Provided entries
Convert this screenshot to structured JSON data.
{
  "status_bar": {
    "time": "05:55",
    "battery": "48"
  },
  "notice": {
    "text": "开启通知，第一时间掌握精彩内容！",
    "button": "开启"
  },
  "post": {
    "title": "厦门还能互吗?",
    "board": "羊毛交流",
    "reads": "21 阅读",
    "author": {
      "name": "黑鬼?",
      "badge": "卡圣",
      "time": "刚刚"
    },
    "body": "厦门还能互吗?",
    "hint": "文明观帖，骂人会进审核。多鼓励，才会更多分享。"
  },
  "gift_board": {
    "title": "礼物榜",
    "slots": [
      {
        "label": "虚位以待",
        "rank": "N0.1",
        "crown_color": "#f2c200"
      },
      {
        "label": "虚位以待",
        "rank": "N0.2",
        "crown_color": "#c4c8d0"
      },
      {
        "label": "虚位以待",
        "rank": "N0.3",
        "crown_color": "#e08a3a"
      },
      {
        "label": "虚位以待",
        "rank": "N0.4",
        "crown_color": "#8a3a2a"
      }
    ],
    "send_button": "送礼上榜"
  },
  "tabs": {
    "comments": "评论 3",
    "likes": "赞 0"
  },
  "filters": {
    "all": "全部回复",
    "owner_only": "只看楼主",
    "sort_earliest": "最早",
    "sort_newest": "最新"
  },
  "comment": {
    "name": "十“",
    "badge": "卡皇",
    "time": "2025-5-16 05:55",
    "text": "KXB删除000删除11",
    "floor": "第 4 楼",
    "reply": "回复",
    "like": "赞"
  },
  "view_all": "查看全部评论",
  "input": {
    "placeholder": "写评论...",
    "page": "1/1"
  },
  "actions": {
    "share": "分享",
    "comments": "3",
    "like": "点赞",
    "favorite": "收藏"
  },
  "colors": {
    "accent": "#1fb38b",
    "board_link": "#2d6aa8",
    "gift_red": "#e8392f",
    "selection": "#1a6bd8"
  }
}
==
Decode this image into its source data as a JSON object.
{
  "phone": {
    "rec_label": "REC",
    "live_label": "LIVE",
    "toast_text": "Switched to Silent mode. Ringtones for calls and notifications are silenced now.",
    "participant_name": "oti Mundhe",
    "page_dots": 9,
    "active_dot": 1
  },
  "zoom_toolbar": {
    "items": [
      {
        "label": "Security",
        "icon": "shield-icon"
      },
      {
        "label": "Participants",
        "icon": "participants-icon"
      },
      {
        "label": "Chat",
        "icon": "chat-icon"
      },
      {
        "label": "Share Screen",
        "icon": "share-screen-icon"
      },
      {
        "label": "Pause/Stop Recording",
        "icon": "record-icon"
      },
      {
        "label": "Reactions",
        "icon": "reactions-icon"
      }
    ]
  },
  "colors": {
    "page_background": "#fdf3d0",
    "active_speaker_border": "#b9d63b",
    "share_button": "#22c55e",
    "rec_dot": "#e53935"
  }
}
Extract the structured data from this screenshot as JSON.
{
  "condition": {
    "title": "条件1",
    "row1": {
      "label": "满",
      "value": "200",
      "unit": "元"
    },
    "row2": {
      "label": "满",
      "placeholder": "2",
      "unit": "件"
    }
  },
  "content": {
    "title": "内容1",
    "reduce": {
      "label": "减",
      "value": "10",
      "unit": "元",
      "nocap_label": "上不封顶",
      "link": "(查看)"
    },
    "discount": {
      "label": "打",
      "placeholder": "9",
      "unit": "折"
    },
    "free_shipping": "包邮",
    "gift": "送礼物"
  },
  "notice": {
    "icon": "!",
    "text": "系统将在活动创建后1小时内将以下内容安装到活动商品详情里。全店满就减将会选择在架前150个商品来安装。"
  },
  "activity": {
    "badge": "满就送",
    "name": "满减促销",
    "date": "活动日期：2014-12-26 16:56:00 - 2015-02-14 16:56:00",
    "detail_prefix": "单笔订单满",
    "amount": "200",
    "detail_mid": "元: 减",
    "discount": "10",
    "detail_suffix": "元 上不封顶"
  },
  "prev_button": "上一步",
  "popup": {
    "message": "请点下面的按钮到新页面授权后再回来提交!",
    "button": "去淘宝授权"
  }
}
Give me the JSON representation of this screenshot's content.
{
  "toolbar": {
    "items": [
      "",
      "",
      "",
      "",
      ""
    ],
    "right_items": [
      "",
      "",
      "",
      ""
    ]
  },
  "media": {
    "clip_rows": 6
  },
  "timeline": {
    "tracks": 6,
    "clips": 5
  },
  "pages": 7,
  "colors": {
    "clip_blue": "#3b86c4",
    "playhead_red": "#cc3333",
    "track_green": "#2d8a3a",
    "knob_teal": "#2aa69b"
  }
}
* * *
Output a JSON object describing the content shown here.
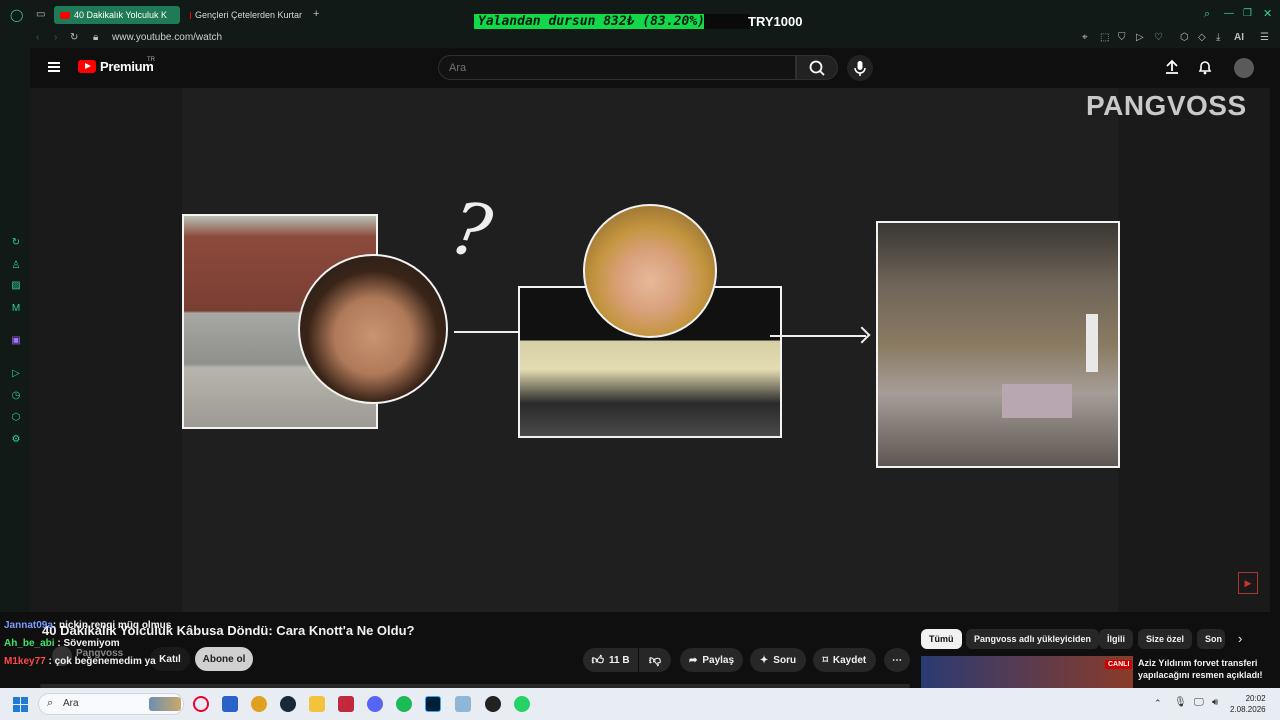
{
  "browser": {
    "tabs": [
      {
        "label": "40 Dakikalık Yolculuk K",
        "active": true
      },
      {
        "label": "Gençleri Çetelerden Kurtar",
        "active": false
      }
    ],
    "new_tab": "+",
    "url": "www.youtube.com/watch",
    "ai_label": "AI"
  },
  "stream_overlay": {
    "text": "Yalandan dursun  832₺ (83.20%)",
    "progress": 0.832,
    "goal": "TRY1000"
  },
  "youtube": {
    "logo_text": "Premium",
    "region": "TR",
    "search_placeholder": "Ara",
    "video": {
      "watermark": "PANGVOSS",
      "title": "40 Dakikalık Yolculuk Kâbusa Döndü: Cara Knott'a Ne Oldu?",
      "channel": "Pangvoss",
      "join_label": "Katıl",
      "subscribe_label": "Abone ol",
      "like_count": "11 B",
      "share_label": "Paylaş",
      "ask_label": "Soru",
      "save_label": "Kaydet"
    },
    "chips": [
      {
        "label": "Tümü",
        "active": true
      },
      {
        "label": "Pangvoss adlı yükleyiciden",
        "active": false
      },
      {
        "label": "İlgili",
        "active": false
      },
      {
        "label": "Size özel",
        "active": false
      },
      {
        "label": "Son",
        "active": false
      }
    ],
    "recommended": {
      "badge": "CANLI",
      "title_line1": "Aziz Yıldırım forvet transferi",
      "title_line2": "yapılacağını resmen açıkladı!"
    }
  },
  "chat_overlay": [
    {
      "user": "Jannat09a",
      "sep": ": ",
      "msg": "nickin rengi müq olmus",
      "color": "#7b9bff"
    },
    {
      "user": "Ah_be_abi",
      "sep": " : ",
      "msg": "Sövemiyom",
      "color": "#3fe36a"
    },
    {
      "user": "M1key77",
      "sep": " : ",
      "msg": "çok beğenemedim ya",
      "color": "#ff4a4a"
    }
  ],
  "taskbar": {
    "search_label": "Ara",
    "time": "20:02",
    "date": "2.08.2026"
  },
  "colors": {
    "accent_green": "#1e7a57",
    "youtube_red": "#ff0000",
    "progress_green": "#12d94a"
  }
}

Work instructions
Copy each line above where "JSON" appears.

Result below
Convert this screenshot to structured JSON data.
Decode this image into its source data as a JSON object.
Extract the structured data from this screenshot as JSON.
Give me the JSON representation of this screenshot's content.
Output a JSON object describing the content shown here.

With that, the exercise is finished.